• **Data shown**:

▼

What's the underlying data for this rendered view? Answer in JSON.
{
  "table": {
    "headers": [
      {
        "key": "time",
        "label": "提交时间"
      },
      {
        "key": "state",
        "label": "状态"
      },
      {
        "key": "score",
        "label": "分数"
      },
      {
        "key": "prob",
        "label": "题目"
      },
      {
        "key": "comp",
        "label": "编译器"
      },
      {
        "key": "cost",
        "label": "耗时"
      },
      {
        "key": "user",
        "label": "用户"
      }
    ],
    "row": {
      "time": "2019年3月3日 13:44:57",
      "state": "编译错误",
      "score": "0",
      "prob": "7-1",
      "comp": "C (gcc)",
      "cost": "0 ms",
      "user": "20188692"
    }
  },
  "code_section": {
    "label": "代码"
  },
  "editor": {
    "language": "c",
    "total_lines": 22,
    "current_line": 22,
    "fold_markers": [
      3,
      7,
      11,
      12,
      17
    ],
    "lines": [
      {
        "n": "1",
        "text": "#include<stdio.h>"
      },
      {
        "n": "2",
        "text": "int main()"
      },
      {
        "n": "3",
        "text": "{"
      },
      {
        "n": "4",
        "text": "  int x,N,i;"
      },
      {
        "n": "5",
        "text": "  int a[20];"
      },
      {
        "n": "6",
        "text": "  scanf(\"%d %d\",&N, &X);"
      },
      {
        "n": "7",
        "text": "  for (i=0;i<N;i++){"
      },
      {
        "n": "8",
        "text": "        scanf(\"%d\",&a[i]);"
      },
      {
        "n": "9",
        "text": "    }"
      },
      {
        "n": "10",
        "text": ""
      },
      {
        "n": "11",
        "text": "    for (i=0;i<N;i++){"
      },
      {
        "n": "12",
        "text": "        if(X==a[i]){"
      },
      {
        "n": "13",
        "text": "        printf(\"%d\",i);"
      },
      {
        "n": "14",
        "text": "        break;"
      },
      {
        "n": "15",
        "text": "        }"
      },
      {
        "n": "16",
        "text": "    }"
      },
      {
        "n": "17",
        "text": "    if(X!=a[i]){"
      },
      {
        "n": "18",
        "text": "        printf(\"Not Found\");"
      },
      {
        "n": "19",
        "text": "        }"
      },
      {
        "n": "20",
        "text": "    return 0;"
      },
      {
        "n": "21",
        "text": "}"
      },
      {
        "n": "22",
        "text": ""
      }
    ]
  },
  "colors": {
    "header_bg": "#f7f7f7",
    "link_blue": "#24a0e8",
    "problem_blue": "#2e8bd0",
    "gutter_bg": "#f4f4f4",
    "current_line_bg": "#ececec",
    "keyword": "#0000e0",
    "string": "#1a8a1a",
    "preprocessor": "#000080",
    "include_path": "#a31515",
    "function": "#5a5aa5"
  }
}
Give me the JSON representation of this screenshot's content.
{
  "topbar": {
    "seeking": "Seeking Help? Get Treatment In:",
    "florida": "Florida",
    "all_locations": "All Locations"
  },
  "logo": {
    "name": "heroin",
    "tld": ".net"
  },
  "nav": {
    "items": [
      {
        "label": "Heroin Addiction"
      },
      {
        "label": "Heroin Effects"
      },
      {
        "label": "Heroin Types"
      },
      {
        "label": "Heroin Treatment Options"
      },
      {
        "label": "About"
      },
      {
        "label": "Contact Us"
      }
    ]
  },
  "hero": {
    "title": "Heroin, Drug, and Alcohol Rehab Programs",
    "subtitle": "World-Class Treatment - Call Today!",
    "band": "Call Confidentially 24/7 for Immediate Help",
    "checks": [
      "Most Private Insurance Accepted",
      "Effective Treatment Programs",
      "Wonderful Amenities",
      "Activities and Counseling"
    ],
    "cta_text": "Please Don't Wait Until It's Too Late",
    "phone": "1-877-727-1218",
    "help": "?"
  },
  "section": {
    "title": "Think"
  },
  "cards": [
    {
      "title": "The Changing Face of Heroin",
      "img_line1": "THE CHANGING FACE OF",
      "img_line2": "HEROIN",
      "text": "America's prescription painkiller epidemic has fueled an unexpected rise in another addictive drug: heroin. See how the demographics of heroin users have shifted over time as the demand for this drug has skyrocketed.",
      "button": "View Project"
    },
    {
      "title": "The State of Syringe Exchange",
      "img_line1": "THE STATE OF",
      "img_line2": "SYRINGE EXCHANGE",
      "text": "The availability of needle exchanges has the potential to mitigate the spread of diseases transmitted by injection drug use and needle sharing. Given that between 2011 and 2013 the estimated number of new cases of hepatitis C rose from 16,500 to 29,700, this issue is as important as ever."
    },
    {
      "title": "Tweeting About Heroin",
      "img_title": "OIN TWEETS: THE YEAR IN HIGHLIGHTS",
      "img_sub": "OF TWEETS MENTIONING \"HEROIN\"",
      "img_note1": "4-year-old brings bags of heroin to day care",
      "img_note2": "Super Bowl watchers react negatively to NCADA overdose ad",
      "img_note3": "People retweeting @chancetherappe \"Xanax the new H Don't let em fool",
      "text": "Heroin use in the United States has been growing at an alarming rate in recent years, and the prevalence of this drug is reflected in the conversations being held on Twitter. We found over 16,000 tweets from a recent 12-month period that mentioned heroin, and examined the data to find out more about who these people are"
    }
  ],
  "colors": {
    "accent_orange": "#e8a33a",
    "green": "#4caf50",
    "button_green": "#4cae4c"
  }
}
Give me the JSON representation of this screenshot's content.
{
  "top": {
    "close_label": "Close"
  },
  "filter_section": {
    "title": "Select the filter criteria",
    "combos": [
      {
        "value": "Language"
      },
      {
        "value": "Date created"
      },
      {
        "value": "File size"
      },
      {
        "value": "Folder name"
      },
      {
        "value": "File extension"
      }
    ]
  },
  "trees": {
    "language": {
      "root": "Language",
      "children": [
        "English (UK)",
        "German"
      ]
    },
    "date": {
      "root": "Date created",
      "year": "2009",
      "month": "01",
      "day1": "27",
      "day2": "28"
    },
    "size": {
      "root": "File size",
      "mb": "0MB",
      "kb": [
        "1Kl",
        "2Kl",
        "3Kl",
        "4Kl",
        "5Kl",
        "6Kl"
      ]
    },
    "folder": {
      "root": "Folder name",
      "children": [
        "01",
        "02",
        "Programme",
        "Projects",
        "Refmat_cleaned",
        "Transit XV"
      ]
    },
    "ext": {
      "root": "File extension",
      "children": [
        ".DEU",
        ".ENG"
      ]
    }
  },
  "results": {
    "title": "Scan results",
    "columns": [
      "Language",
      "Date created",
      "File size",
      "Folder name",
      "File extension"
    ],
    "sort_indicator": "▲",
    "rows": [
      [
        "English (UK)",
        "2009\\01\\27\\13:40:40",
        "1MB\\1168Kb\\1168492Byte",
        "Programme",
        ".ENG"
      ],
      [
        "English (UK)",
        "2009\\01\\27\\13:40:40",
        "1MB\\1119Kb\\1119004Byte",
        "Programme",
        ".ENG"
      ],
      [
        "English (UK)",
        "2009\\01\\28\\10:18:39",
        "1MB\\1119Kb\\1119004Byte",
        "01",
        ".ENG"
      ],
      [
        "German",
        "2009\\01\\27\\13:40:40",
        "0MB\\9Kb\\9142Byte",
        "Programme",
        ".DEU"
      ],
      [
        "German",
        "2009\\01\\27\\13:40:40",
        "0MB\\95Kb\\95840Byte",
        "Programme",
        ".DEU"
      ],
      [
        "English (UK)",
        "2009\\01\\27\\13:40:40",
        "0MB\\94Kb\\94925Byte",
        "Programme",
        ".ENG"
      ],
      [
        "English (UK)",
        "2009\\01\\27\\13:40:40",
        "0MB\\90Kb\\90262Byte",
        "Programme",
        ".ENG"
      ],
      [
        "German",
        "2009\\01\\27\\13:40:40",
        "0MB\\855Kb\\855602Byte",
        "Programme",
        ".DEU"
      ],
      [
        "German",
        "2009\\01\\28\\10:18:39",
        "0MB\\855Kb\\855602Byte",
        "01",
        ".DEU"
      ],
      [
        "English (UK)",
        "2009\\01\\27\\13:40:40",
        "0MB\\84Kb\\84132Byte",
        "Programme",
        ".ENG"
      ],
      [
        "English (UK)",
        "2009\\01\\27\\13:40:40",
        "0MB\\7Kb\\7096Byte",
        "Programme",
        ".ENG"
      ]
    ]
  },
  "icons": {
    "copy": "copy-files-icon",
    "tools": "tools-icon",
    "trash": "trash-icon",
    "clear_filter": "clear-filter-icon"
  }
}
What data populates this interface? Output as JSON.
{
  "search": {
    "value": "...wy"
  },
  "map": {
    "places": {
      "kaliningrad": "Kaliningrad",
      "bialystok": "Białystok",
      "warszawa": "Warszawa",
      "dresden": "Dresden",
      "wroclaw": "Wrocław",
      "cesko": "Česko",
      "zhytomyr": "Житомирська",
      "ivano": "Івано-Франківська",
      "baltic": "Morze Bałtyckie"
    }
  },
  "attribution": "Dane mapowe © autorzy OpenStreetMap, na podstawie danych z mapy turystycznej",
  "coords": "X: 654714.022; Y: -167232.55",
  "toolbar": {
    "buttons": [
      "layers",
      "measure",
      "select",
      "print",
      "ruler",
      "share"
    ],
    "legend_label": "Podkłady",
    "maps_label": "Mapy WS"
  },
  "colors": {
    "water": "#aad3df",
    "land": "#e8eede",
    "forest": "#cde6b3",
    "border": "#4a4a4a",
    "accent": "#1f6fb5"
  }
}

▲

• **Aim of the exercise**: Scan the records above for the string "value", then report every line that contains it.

• **Task result**:
        "value": "Language"
        "value": "Date created"
        "value": "File size"
        "value": "Folder name"
        "value": "File extension"
    "value": "...wy"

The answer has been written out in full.